"Come on, Calvin. Let's go away from the naughty boy." The woman narrowed her eyes at me, took her little boy by the hand, and stomped off.
The naughty boy she was talking about was my son. Tommy.
I had taken him to the park, something that I almost dreaded to do, because I knew it would nearly always inevitably end with someone tugging their child away from mine. My son has autism, so being social never came easily for him. When he was tiny, he'd rush over and squeeze the arm of whoever was crying because he couldn't stand to hear the wails. When he got older and began to be able to express his feelings, he told me honestly, "It felt like glass was going across my brain whenever a kid would cry. I was trying to get them to stop, but didn't know how to tell them to stop."
Obviously parents who don't understand the world of autism wouldn't understand why another child was racing over in a panic, grasping onto their child's wrist. Tommy would do this while tensing up, causing his face to shake briefly as if he were cold. But he wasn't cold. He was in pain. The crying from that other child was causing him pain.
Other parents wouldn't get it though. They'd just see a kid touching theirs and would hurry away before I could explain.
"He doesn't mean it to be cruel," I'd say feebly to their retreating backs. "He has autism."
But it wouldn't matter. My kid was the one to avoid. If we showed up to the park and saw parents who had encountered my son before, they'd quickly leave. If they were with friends, they'd mutter something and all eyes would turn towards us before everyone gathered their belongings and children and swiftly made their exit.
It can be lonely having a child with autism. A lot of people don't understand. They would simply refer to my kid as a brat when he'd wail over a tag against his back. They'd whisper and giggle when my son would walk back and forth, back and forth in front of the slide.

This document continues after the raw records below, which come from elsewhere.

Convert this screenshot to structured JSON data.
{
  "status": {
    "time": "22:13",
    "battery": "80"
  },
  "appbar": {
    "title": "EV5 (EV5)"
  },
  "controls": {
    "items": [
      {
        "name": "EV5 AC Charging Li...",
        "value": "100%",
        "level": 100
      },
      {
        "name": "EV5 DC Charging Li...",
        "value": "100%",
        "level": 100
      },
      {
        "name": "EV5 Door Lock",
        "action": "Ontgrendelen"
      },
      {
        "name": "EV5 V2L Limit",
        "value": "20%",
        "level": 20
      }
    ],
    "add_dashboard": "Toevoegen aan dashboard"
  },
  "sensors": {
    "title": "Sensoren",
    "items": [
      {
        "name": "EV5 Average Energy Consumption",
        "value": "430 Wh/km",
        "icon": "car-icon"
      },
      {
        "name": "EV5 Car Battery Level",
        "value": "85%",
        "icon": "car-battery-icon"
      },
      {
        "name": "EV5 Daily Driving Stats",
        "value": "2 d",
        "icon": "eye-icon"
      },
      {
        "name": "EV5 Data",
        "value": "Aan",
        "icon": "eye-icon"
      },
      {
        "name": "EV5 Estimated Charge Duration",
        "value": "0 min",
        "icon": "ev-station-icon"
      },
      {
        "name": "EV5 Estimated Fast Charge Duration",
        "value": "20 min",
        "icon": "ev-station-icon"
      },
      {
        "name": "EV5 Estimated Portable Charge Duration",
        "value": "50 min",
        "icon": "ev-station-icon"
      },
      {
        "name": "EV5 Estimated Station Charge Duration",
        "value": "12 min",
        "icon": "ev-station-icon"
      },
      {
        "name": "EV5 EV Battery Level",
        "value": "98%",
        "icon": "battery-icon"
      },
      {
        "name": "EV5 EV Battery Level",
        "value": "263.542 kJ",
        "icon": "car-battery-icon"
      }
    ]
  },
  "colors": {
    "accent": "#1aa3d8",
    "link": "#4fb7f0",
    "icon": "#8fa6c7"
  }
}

I'd say, "He's stimming," but I'd be met with a blank look. One lady even bluntly answered, "Whatever it is, it looks weird."
It got to the point where I rarely would bring Tommy to the park. Oh sure, I had friends who understood he had autism, but even they would get annoyed when Tommy would squeeze their child's arm if they dared to cry in their presence. Excuses would be made.
"Maybe come over without Tommy sometime so we can hang out? Just us?"
"Well, my son is sort of afraid of yours..."
"Um, could you come get your son? There's a bunch of boys over here and yours won't stop crying."
I'd like to say things got better, but really, my son always was and always will be socially awkward. He did have another friend on the spectrum. They'd get together, stim, and play in their own corners. But then we moved. Tommy did find some other people who didn't mind his quirks, but then they moved. Now, as a teenager, he doesn't really hang out with his peers. He's not lonely though. No, he communicates while playing video games. When he does this, the people on the other end don't see him rocking back and forth.
Sometimes I take my neurotypical daughter to a larger park in the area. We were there once and I saw a tiny boy walking back and forth, back and forth. The mom was trying to get him to go down the slide. I could see other mothers flicking looks in her direction. I remembered those looks. And so I said to the mom, "Your son is adorable," because he was, with brown hair and brown eyes that were fixated on the corner of the play structure.
She gave me a harried expression. The expression of a parent with autism. We're constantly trying to soothe our kids and keep them comfortable in a world that can be overstimulating.
"Thanks," she said. "He won't go down the slide. He's....well, it's something called..."
"Stimming," I cut in, and she gave me a grateful look. Her shoulders instantly relaxed. She knew I was one of her people. She knew I got it. She wouldn't see any raised eyebrows from me. She wouldn't see judgement.
We smiled, wishing that the rest of the world could be just as understanding.
Maybe someday they will be. Please remember, if you see a child at the park doing something that you think is unusual, wait before you judge. Remind the mom that she's not alone.
Because we're all just trying to do our best.